Data about app and page elements
<<<<

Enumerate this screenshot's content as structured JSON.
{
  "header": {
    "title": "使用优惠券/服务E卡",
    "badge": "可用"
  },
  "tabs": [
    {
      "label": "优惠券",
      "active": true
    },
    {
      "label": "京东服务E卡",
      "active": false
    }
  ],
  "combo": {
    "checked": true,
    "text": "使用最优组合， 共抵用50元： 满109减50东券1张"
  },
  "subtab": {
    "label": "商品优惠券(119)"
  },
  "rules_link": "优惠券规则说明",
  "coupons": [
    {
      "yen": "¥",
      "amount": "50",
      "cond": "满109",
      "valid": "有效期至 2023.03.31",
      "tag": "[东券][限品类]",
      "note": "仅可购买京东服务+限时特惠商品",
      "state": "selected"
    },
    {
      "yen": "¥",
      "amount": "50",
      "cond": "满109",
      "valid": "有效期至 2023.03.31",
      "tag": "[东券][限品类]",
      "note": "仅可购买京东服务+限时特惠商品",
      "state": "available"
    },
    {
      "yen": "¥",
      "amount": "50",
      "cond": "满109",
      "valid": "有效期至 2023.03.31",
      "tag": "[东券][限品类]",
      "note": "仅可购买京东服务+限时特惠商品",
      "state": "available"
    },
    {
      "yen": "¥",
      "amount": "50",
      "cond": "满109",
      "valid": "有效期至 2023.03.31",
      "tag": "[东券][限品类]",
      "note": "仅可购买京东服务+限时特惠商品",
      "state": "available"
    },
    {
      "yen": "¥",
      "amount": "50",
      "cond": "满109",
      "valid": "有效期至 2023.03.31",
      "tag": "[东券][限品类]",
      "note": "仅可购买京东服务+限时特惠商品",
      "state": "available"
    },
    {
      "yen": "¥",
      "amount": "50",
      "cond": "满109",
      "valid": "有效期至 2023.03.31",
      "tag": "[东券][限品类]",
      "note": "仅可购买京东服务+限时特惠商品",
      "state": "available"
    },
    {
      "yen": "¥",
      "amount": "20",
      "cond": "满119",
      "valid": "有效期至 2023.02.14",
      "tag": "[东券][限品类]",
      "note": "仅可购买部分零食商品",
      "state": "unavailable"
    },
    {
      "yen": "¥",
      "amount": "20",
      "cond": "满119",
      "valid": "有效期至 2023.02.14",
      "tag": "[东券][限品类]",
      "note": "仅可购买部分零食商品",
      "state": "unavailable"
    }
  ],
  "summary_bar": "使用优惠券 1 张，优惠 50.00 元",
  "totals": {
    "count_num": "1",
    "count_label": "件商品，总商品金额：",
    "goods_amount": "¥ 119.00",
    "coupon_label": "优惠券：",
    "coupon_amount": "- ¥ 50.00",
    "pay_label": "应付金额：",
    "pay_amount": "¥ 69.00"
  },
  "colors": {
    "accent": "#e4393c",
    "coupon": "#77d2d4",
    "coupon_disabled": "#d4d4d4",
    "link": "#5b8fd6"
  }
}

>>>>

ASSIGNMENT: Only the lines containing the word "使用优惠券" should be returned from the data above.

SOLUTION FOR THIS PROBLEM:
    "title": "使用优惠券/服务E卡",
  "summary_bar": "使用优惠券 1 张，优惠 50.00 元",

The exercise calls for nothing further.